- Salvadoran coffee farmer Alejandro Huezo increased the productivity of his plantation thanks to the pruning techniques taught by the MOCCA program.
Tissue management through pruning consists of eliminating unproductive or diseased parts of the coffee plant and stimulating the growth of new healthy and productive tissues within a given period of time. For Alejandro Huazo, coffee grower from Santa Ana, El Salvador, selecting the type of pruning according to the state of his plants has been decisive in increasing his productivity.
“My yields increased by more than 60% after implementing good tissue management in my coffee plantation. Some plants were almost dead, but I managed to recover them and avoid losses by applying the technique known as lung pruning, that I had learned in MOCCA’s training”Alejandro Huezo
Santa Ana, El Salvador
With the profits obtained, Alejandro has bought inputs and tools for his farm and has invested in better food and health for his family.
MOCCA is a 7-year initiative funded by the United States Department of Agriculture (USDA) through its Food for Progress Program, which seeks to improve agricultural productivity and expand trade in agricultural products. The MOCCA project is being executed by a consortium led by TechnoServe.
Huezo is 61 years old and remembers that since he was a child he accompanied his father in the coffee growing activities, which is why his knowledge in coffee cultivation is great. He has 11 children and lives with his wife in a small community called San José Las Flores.
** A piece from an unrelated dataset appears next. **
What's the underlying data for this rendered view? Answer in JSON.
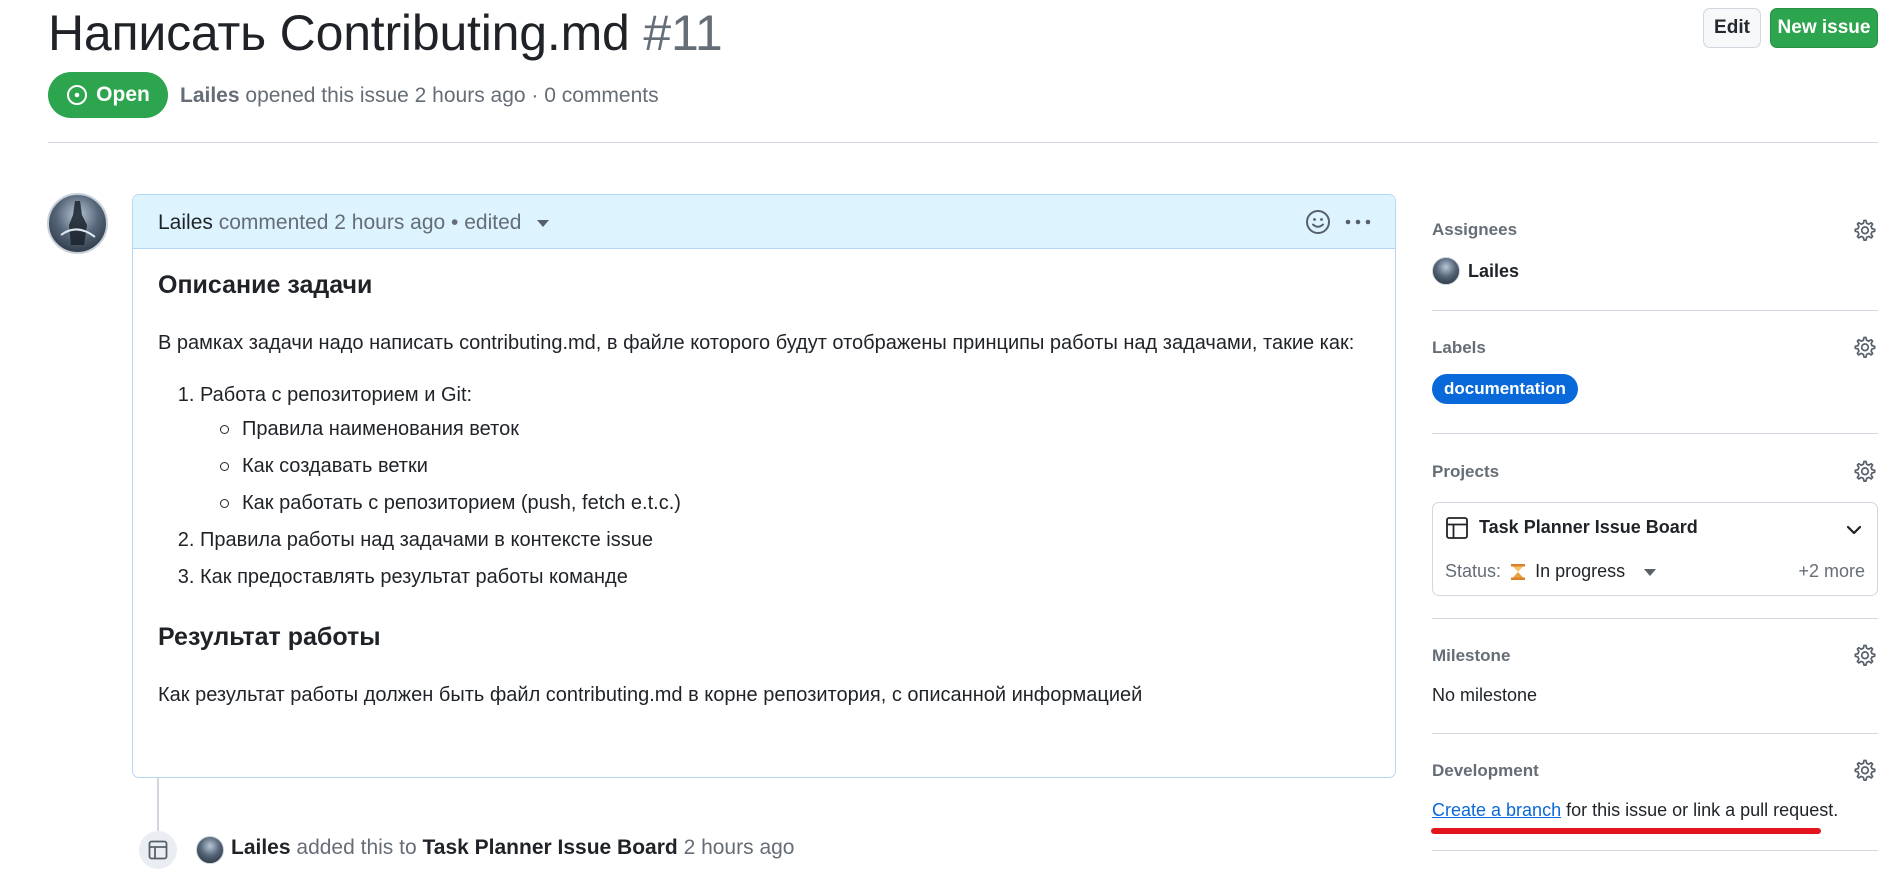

In addition to coffee production, Alejandro and his family are dedicated to the cultivation of basic grains, livestock, and beekeeping.
“I like to participate in MOCCA trainings because I always learn something new. They taught us how to make traps for pests like the coffee berry borer, tips for establishing new coffee plantations and how to preserve the soil to prevent erosion and preserve nutrients,” says Alejandro.
Alejandro is one of the 1,300 coffee producers in El Salvador that have been trained by the MOCCA program and its alliance with the Banco de Fomento Agropecuario (BFA), in which 40% of the trained producers are women. In El Salvador, MOCCA works in support of the Coffee Transformation and Sustainable Takeoff Plan, within the framework of the Agricultural Rescue Master Plan of the Ministry of Agriculture, whose goal is to renew 50,000 manzanas of coffee.
Not knowing the benefits of tissue management and not applying pruning techniques in a timely manner reduces the productivity capacity of coffee plants and therefore the income of coffee growers. For more information on the pruning techniques recommended by the MOCCA program, please consult our manual on Tissue Management at www.mocca.org/recursos/cafe/